An insular county that has a regrettable reputation for its breathtaking lack of guile, Surrey was never told ‘no’ as a child. Beamingly unquestioning and stuffed with millionaires, the thrill of money trumps all at the expense of education, culture and sport. Most of the region’s residents work in the capital, toiling away to earn a crust to spend on toilet rolls made from crisp five pound notes before returning to houses built from sixteenth century timber and nuggets of solid gold. Meanwhile, somewhere in Surrey, another library becomes a mobile phone shop.
Not imaginative enough to create new trends, but moneyed enough to follow them to ludicrous conclusions, the people of Surrey tend not to brag about their wealth vocally, instead preferring to buy and display items of sufficient vulgarity that you can sense – on a physical level that may startle you – the unnecessary expenditure from up to thirty miles away.
A typical day in Surrey starts early, as butlers around the county gently massage their employers into wakefulness with essential oils. While the butlers get on with moving all the furniture across to the ‘evening house’, Surrey’s residents pop on tailored suits and jump in to the Porsche to make their way into London for a 15-hour day of work that improves the planet’s quality of life by precisely zero. After arriving home for a dinner of stuffed ortolan, they make a mental note to send a heartfelt cheque in response to their child’s downcast letter from boarding school. As nighttime falls, it’s time for bed, and clinical sex on a crispy bed of banknotes, as rose petals cascade down from the ceiling.
- CLIMATE – In discussions with Tobago about buying sunshine
- POLITICS – Votes retail at around five hundred pounds each
- SOCIAL ISSUES – 15% of the population living on less than £10,000 a day
- CONCERNS – Financial crisis means residents may soon run out of banks to store their money in
- RELIGION – The one without all that ‘tithe-ing’ nonsense
- TERRAIN – Mountains of cash, fields of gold
- NATURAL RESOURCES – Jewellery, cash, Daddy
9th Century – Surrey’s inland position shields it from coastal raiding, with Vikings invaders so tired by the time they reach the county they don’t even snuggle before getting down to the raping.
978 – Guildford is designated as the location of the Royal Mint, after officials reason it doesn’t make sense to have people carrying money all that way from London if it’s going to end up here anyway.
1497 – Cornish rebels heading for London briefly occupy Guildford, moving on only after their demand for a lovely cup of tea and a sit down is met.
1849 – Brookwood Cemetery is established near Woking to serve the population of London. The site is connected to the capital by its own dedicated railway service, the first in the UK to offer ‘quiet carriages’.
1968 – The University Hall on the campus of the University of Surrey holds the first ever Led Zeppelin concert, where Jimmy Page becomes the first of the 16 million guitarists to murder the intro to Stairway To Heaven.

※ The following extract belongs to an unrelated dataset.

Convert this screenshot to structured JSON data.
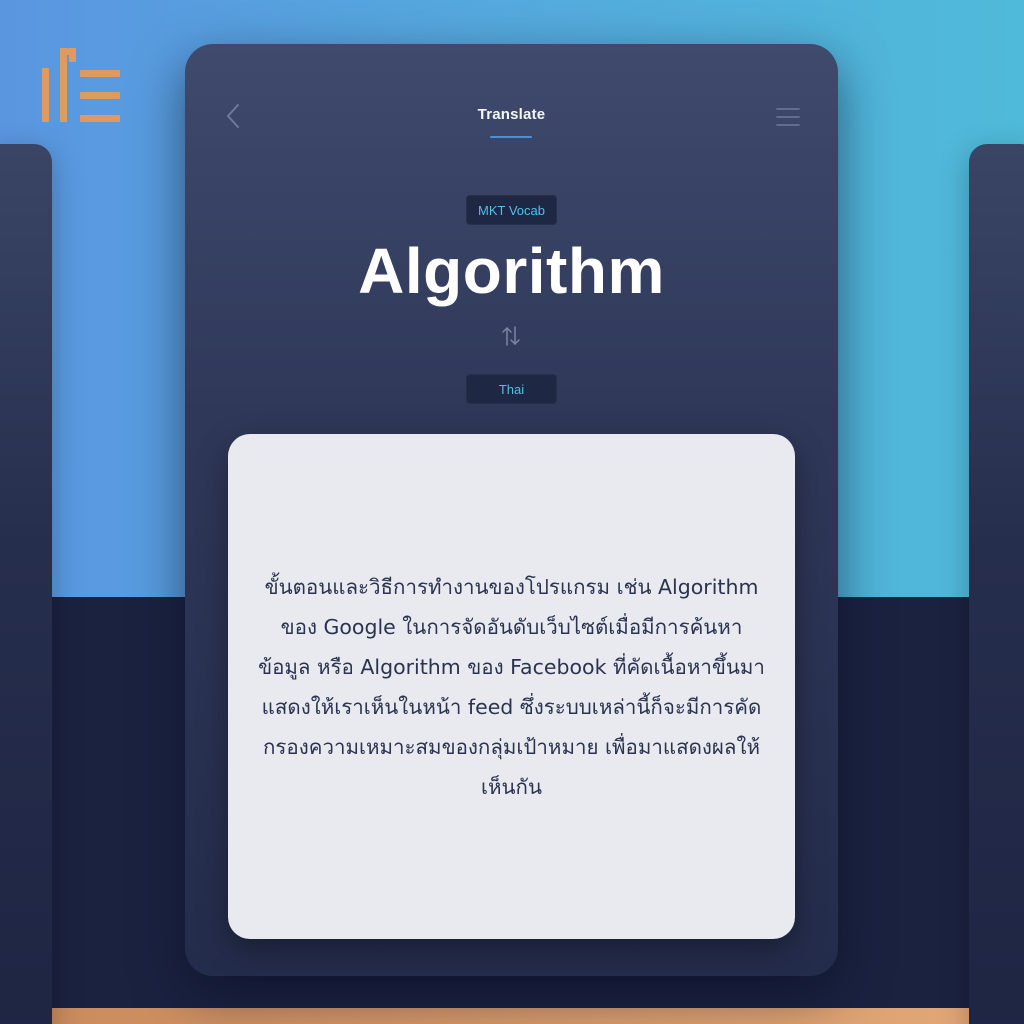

1981 – In their first thorough spring clean for years, the Parker family of Guildford find £451,523 and a small jewellery market down the back of their sofa.

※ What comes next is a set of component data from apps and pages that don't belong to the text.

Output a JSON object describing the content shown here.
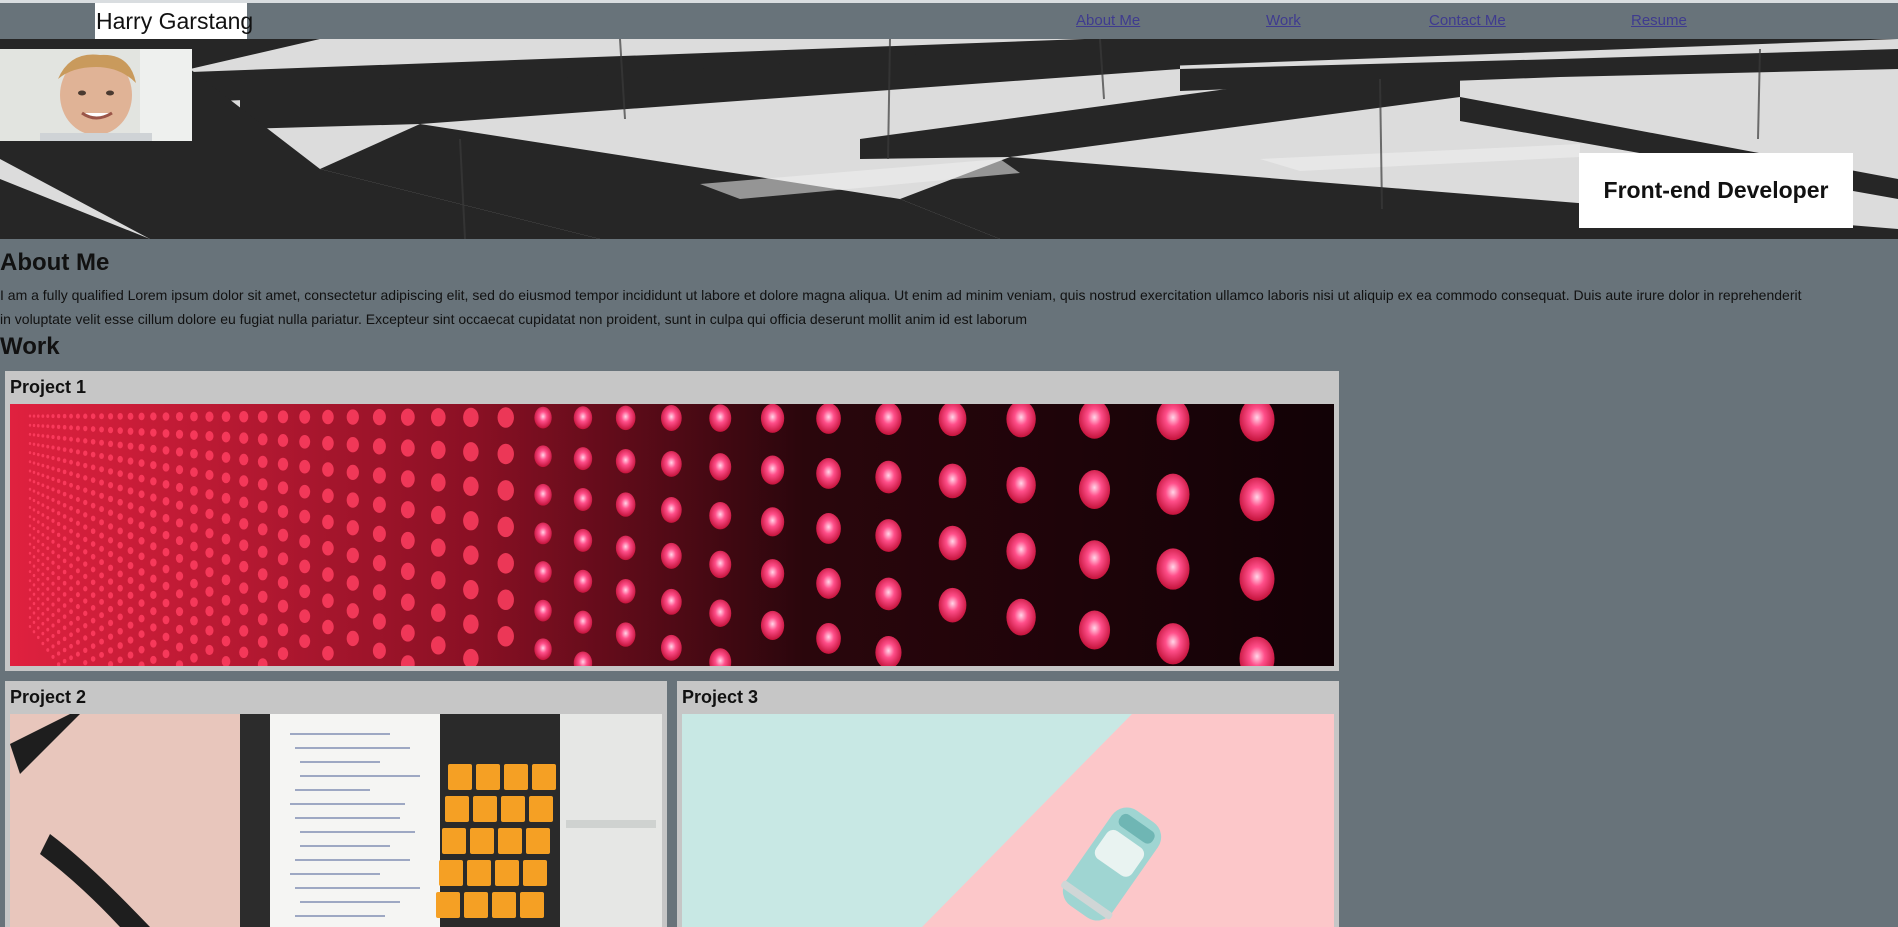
{
  "header": {
    "brand": "Harry Garstang",
    "nav": [
      "About Me",
      "Work",
      "Contact Me",
      "Resume"
    ]
  },
  "hero": {
    "tagline": "Front-end Developer"
  },
  "about": {
    "title": "About Me",
    "lines": [
      "I am a fully qualified Lorem ipsum dolor sit amet, consectetur adipiscing elit, sed do eiusmod tempor incididunt ut labore et dolore magna aliqua. Ut enim ad minim veniam, quis nostrud exercitation ullamco laboris nisi ut aliquip ex ea commodo consequat. Duis aute irure dolor in reprehenderit",
      "in voluptate velit esse cillum dolore eu fugiat nulla pariatur. Excepteur sint occaecat cupidatat non proident, sunt in culpa qui officia deserunt mollit anim id est laborum"
    ]
  },
  "work": {
    "title": "Work",
    "projects": [
      {
        "title": "Project 1"
      },
      {
        "title": "Project 2"
      },
      {
        "title": "Project 3"
      }
    ]
  },
  "colors": {
    "page_bg": "#68737a",
    "card_bg": "#c6c6c6",
    "link": "#3f3b8f"
  }
}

Did You Know?
Camberley households were recently named as having the highest carbon footprint in the UK, estimated at over 28 tonnes per household per year. Residents put the unusually high figure down to the pet cow craze sweeping the local primary school.
Woking is where the Martians first land in H.G. Wells’ science fiction classic The War of the Worlds. A radio adaptation of the novel caused mass hysteria in the US after listeners were horrified by the prospect of aliens not landing on American soil first.

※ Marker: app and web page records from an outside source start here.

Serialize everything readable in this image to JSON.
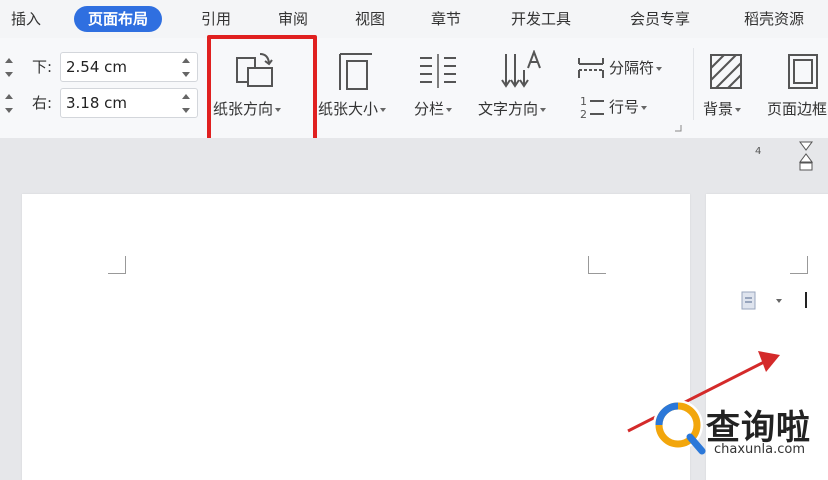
{
  "menu": {
    "tabs": [
      {
        "label": "插入"
      },
      {
        "label": "页面布局",
        "active": true
      },
      {
        "label": "引用"
      },
      {
        "label": "审阅"
      },
      {
        "label": "视图"
      },
      {
        "label": "章节"
      },
      {
        "label": "开发工具"
      },
      {
        "label": "会员专享"
      },
      {
        "label": "稻壳资源"
      }
    ]
  },
  "margins": {
    "bottom_label": "下:",
    "bottom_value": "2.54 cm",
    "right_label": "右:",
    "right_value": "3.18 cm"
  },
  "ribbon": {
    "orientation_label": "纸张方向",
    "size_label": "纸张大小",
    "columns_label": "分栏",
    "text_direction_label": "文字方向",
    "separator_label": "分隔符",
    "line_number_label": "行号",
    "background_label": "背景",
    "page_border_label": "页面边框"
  },
  "ruler": {
    "number": "4"
  },
  "watermark": {
    "text": "查询啦",
    "url": "chaxunla.com"
  },
  "colors": {
    "accent": "#2f6fe0",
    "highlight": "#e02020",
    "arrow": "#d42a2a"
  }
}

Surrey has been the home of several notable writers, including Aldous Huxley, Arthur Conan Doyle and Lewis Carroll. Author and mathematician Carroll wrote the great children’s book Alice’s Adventures in Wonderland. After his death some biographers speculated that he may have been a paedophile, pointing to his lack of interest in the adult world and the controversial subtext of his The Fifth Book of Euclid Treated Algebraically.
Lying in the metropolitan green belt, Surrey is the most wooded county in England, convenient for pleasant Sunday walks, concealing gated communities, and dumping dead paparazzi.